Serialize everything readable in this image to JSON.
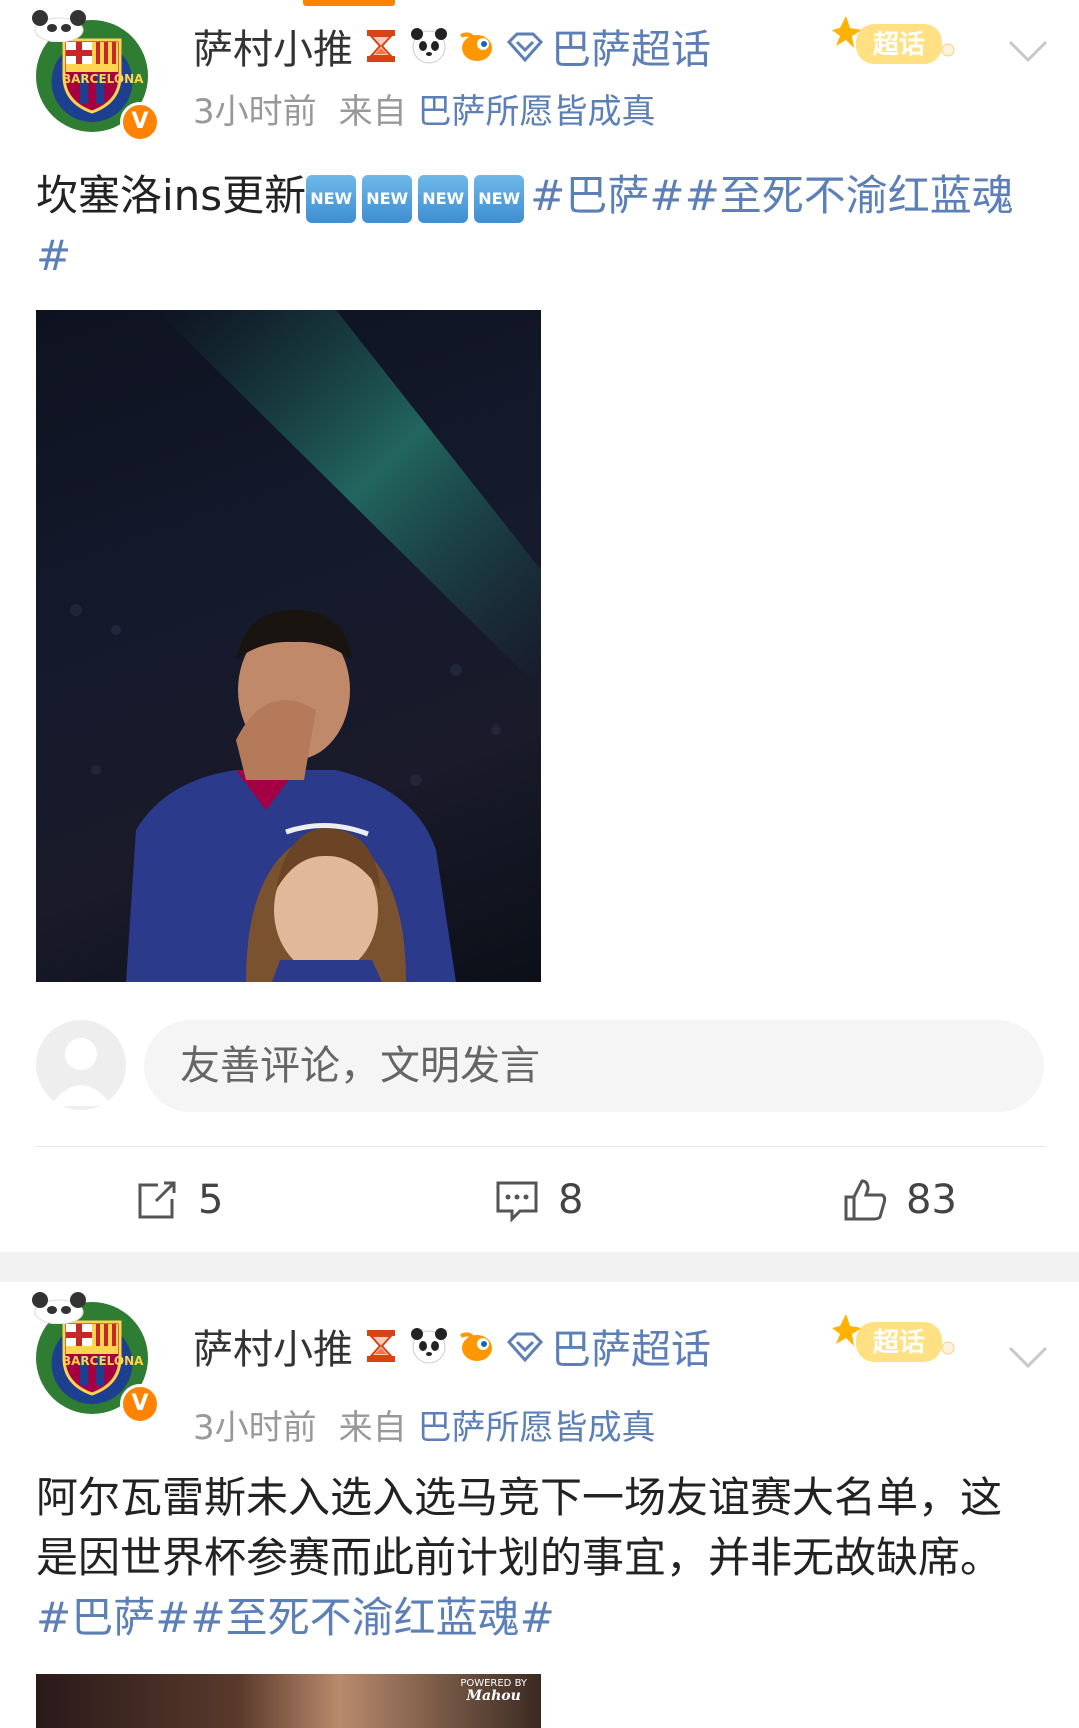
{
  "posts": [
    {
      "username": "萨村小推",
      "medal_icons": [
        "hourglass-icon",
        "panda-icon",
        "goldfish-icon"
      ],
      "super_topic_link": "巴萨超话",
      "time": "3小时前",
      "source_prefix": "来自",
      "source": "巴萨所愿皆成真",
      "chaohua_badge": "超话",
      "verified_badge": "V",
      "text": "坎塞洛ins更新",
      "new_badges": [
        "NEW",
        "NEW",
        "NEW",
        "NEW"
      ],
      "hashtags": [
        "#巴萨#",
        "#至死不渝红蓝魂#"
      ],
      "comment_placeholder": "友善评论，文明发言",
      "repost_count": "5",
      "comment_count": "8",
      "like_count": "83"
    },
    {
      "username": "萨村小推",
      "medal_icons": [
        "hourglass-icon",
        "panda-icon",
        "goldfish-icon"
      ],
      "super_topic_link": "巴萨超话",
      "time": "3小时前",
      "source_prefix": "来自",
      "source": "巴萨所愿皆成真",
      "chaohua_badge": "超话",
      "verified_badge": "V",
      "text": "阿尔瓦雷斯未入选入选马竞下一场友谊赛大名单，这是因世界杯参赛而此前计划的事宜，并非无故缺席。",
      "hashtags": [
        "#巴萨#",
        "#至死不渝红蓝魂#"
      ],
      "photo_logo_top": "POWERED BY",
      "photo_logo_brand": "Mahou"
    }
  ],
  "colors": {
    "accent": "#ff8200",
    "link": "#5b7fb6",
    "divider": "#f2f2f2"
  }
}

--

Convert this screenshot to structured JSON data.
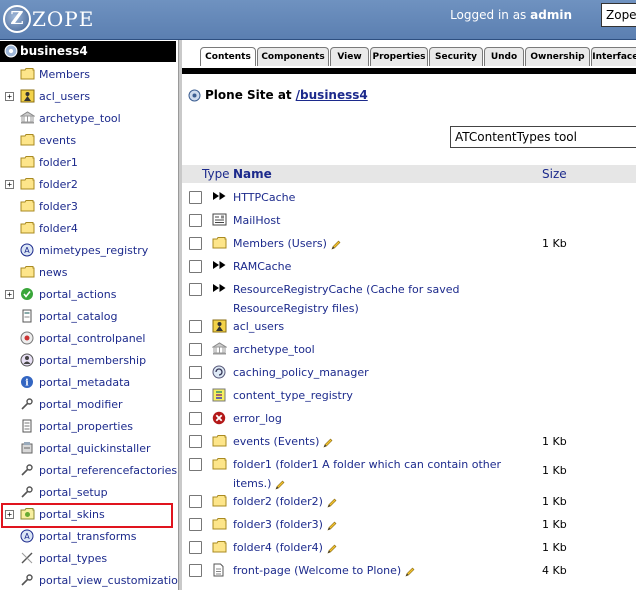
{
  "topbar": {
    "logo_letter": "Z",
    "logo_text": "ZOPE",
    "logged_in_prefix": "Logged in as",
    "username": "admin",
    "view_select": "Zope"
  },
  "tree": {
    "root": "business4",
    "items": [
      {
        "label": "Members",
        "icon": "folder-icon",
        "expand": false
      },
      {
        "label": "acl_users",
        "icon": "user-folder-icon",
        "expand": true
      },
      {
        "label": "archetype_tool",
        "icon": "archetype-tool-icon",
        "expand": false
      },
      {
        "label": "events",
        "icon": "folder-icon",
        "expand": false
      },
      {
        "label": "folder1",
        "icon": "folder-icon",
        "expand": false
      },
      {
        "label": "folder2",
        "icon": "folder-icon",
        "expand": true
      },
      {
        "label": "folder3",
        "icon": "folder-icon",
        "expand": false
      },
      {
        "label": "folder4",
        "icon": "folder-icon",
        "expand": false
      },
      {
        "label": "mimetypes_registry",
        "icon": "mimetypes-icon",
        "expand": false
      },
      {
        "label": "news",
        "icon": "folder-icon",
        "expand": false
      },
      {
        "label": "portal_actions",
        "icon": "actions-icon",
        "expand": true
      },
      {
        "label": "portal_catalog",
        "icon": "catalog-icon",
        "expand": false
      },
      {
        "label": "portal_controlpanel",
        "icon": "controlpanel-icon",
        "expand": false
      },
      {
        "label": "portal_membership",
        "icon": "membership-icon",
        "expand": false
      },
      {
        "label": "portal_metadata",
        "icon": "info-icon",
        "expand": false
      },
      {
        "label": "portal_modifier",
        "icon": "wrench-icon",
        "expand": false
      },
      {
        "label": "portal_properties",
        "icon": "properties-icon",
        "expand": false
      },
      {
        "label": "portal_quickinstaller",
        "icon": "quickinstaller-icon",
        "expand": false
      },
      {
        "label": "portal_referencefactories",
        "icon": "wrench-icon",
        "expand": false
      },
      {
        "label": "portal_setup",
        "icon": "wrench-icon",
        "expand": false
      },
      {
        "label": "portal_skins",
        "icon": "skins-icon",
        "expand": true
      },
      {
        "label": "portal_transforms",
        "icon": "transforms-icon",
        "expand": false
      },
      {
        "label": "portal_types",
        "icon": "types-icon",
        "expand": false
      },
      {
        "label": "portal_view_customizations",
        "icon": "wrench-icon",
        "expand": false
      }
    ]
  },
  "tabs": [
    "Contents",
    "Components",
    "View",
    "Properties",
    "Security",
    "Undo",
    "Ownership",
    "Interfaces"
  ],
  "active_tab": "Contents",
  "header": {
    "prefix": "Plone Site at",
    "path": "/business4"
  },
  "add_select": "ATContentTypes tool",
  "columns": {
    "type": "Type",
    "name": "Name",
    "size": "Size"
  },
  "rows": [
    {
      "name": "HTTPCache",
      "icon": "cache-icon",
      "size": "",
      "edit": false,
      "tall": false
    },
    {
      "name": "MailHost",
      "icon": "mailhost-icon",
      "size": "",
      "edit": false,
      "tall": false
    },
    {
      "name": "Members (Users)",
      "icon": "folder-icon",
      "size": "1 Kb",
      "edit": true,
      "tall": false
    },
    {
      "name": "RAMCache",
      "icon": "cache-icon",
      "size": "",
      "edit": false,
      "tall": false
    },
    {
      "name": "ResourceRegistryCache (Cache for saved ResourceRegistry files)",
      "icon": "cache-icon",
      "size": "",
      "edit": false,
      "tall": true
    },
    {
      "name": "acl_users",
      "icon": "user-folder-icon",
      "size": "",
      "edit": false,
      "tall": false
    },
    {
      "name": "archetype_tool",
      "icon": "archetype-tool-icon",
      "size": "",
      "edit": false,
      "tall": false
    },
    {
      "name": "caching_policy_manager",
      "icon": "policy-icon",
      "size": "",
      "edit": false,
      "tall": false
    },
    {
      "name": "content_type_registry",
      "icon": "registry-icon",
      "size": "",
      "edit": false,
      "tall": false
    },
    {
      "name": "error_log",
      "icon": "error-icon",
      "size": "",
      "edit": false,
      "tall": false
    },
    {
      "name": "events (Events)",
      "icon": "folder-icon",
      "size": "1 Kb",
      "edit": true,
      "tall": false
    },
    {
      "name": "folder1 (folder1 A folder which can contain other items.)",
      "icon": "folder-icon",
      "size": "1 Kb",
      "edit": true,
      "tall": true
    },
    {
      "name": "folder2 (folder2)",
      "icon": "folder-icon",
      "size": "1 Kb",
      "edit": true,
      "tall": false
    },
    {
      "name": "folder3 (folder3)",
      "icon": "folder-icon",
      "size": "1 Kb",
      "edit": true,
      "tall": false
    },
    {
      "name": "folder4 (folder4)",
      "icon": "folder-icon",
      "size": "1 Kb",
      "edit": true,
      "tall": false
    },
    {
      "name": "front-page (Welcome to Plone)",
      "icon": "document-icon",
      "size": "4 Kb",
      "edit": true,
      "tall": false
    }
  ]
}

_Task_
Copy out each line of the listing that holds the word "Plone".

_Answer section_
    "prefix": "Plone Site at",
      "name": "front-page (Welcome to Plone)",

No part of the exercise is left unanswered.